We believe everyone has the right to a fair trial; 
if you have been illegally deported, we can protect you.

The AIRE Centre acts in cases concerning the expulsion of long term residents in stable relationships with partners and children in the UK; in fact these individuals are often deported without a fair trial.  Many of these cases settle once they go to Strasbourg, having been strenuously fought in the national courts.

If you believe you are being illegally deported or are looking for advice on behalf of someone who has, call our advice line for free legal advice. Our advice line is open Mondays to Fridays between 10:30am and 6pm on 020 7831 4276 or email us at i[email protected]

Operation Nexus

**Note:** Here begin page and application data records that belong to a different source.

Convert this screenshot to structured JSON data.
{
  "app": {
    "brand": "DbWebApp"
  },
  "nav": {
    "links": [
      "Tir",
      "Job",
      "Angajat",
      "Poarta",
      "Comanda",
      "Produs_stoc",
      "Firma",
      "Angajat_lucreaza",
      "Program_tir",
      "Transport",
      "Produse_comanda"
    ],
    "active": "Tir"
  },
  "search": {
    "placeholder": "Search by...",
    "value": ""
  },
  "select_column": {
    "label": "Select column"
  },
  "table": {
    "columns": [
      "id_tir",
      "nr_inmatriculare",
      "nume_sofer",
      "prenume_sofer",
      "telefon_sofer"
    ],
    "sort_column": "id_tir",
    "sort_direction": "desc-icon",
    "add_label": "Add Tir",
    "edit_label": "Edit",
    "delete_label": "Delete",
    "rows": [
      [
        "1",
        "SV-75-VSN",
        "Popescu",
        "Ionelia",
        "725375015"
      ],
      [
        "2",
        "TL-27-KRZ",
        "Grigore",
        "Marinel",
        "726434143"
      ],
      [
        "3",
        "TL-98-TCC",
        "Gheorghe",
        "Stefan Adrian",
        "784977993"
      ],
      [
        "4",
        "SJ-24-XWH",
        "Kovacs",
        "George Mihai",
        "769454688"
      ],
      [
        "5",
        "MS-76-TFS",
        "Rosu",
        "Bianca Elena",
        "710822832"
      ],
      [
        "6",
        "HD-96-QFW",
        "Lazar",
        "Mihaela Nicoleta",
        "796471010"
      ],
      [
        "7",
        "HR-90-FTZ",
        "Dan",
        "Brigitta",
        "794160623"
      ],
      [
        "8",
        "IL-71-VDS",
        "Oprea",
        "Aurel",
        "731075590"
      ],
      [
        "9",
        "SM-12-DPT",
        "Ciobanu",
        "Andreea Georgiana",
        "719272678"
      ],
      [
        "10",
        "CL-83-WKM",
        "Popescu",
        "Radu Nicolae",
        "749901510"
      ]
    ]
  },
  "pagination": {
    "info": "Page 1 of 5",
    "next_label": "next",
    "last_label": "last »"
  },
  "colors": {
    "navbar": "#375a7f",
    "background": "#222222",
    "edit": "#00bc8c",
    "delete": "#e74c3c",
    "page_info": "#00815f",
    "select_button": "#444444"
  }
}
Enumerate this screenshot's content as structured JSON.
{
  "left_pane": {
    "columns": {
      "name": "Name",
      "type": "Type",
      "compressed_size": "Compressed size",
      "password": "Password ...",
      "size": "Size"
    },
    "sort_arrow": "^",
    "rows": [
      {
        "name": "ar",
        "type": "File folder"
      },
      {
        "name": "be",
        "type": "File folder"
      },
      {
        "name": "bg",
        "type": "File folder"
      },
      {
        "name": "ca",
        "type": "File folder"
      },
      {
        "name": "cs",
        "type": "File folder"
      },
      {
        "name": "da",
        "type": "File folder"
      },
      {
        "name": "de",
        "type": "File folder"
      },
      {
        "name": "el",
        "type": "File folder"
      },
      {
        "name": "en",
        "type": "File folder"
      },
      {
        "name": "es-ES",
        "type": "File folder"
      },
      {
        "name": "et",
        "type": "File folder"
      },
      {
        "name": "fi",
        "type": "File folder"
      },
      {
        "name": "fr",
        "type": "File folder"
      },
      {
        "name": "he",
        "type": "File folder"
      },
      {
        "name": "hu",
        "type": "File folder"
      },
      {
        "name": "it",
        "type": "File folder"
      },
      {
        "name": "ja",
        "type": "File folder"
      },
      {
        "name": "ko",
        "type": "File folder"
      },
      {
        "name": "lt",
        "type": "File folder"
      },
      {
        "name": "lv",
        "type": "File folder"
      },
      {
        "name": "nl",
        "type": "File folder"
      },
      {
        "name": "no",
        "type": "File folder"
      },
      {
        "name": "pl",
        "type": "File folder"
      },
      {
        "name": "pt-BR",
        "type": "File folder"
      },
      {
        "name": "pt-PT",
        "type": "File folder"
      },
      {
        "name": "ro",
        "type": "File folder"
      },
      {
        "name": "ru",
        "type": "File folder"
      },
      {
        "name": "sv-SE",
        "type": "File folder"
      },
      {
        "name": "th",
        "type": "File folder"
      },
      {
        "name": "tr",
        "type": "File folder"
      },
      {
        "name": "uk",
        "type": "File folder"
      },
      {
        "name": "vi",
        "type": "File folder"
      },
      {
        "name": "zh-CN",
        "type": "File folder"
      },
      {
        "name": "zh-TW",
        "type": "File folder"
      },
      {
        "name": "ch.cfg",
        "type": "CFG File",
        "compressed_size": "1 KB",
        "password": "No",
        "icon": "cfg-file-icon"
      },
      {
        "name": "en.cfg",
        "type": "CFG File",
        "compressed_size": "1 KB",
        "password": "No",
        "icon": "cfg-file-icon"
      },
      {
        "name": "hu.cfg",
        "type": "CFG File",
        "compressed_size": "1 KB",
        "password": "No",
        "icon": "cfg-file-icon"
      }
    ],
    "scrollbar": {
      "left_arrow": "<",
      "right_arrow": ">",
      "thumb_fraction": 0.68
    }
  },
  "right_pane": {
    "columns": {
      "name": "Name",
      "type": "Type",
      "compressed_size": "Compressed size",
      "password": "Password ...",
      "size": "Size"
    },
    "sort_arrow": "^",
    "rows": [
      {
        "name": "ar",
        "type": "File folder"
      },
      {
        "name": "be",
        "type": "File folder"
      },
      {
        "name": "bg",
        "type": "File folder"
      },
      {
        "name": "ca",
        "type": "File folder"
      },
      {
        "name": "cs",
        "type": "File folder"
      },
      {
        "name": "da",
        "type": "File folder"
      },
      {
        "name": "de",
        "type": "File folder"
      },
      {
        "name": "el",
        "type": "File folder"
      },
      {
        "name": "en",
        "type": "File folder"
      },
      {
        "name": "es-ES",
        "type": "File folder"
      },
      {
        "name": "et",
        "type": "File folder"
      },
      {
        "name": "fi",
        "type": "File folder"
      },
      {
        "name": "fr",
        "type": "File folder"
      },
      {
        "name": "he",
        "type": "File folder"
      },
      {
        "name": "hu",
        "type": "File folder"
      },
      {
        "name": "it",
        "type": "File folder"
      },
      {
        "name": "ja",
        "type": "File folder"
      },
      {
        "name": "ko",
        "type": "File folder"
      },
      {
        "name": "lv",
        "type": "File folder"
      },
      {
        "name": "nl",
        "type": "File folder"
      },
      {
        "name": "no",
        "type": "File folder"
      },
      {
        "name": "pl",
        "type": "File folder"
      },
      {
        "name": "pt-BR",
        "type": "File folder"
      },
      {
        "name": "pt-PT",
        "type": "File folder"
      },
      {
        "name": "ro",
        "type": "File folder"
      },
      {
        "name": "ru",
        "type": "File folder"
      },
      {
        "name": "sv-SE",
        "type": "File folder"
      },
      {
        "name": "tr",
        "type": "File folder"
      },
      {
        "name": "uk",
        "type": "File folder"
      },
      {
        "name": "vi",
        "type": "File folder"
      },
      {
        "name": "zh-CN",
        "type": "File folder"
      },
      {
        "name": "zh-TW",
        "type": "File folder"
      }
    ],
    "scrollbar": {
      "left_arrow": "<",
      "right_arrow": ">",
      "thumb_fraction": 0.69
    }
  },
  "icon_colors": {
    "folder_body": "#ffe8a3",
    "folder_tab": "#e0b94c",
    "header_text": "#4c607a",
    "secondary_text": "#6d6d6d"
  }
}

Our most recent project was working to fight Operation Nexus and the illegal deportation of individuals. Operation Nexus began in 2012 and was set up as a joint initiative with the Met Police and the Home Office. Its aim was to facilitate the deportation of foreign national offenders.

We decided to further investigate the policy, meeting defendants, analysing individual cases in depth and coordinating with other civil rights groups and solicitors’ firms. What we found was highly disturbing. The government was able to deport individuals who had no prior convictions, without permitting them access to a fair trial.

If an individual is deported this should be based on proven conduct, which is usually demonstrated by the presence of a criminal conviction. However, after investigation we found that in the Nexus cases, the Home Office was provided with police intelligence regarding individuals who may only be suspected of some form of criminality, or who may have had a criminal conviction many years ago or in a some cases may not have been convicted of a criminal offence ever. This intelligence information is then presented to the immigration tribunal considering any deportation appeal, often without any external scrutiny or challenge.

Because they are not in a criminal court, but in an immigration tribunal, the rules of evidence are significantly lessened:

  • They do not have to be proven guilty beyond reasonable doubt, but only on a balance of probabilities.

  • They face a single judge instead of a jury of their peers.

  • Evidence by anonymous or absent witnesses is admissible, and can be presented to the court by a third party, often a Nexus police officer.

  • The court is under no obligation to disclose evidence favourable to the defendant.

From our research we believe that the policy is being implemented unfairly and has done much damage to human rights protections under European law, including impacting the right to a fair trial.

Through our crowd funding appeal we have managed to raise beyond our target of £3000 and have reached £4900. Thank you to all those who supported our appeal. This money will now go towards representing the defendants and to bring a Judicial Review against this policy ourselves.

- Beghal v Director of Public Prosecutions [2015] UKSC 49 (22 July 2015)

MG (prison-Article 28(3) (a) of Citizens Directive) [2014] UKUT 392 (IAC) (12 August 2014)

Header Photo: David McKelvey